1. Limited time only! Sign up for a free 30min personal tutor trial with Chegg Tutors
    Dismiss Notice
Dismiss Notice
Join Physics Forums Today!
The friendliest, high quality science and math community on the planet! Everyone who loves science is here!

Pressure-temperature question

  1. Jan 15, 2010 #1
    Hello guys!

    Can someone explain me the answer of that question ?

    1 litre of oxygen has temperature of 0 Celsius. What happens to the volume if the temperature is raised to 275 Celsius, keeping the pressure constant?
  2. jcsd
  3. Jan 15, 2010 #2


    User Avatar
    Gold Member

    Well if you use ideal gas law P*V=n*R*T, Keep in mind that the are same number of moles so n is constant, R is constant, thus P*V = constant = Temperature
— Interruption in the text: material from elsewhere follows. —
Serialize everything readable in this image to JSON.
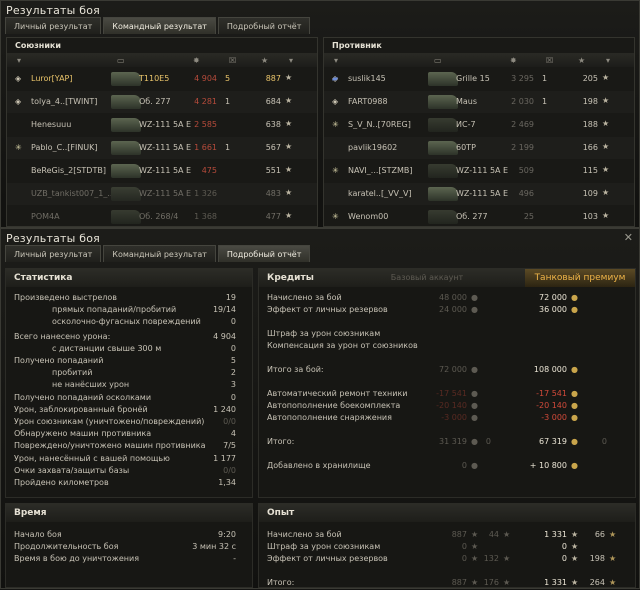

    Same applies for same instance when temperature is raised to 275 deg C: Pressure2*Volume2 = constant = Temperature2

    So with some rearranging, P1*V1/T1 = n*R = P2*V2/T2, keeping pressure constant (0 C = 273 Kelvin, 275 C = 548 Kelvin) :

    V1/T1 = V2/T2

    V2 = V1*T2/T1 = 1 Liter*548/273 = 2 Liters

    The volume doubles
  4. Jan 15, 2010 #3
    First thank you very much for the quick reply but I couldn't understand what you mean by :

    Same applies for same instance when temperature is raised to 275 deg C: Pressure2*Volume2 = constant = Temperature2

    why you do " pressure2* " , it means "to square" ?
  5. Jan 15, 2010 #4


    User Avatar
    Gold Member

    Increasing the temperature does not change the number of moles or the ideal gas constant R. You simple have all these little gas balls bouncing around the container they are enclosed in increasing the pressure when you increase temperature. The higher the temperature the more bouncing is going on, generally speaking. So you can assume these things are constant. Pressure*Volume when temperature is 0 deg C is one instance and when temperature is 275 deg C it is (Pressure #2) * (Volume #2) that is constant

    No Pressure2 means Pressure when the temperature is 275 deg C. It is a different pressure than when the temperature is 0 deg C. However for this problem this is not even important because pressure is constant (Meaning Pressure1 = Pressure2), so you can just simplify the ideal gas law to Charles Law. I would rather learn how to think critically than learn 3 different laws. Instead you just learn the Ideal Gas Law and how to apply it.

    And for future reference pressure squared is written as pressure^2
  6. Jan 16, 2010 #5
    Oh ok * now it's all clear!

    Thank you for your kind answer!
  7. Jan 16, 2010 #6
    And also 1 small thing : why did you convert the temperature to Kelvin instead of solving by Celsius? Is it a rule?

    Because it's the point that I couldn't solve the problem.
    Thanks in advance ...
  8. Jan 16, 2010 #7


    User Avatar
    Staff Emeritus
    Science Advisor
    Homework Helper

    In the ideal gas law, T is the absolute temperature. Celsius is not an absolute temperature scale.
Know someone interested in this topic? Share this thread via Reddit, Google+, Twitter, or Facebook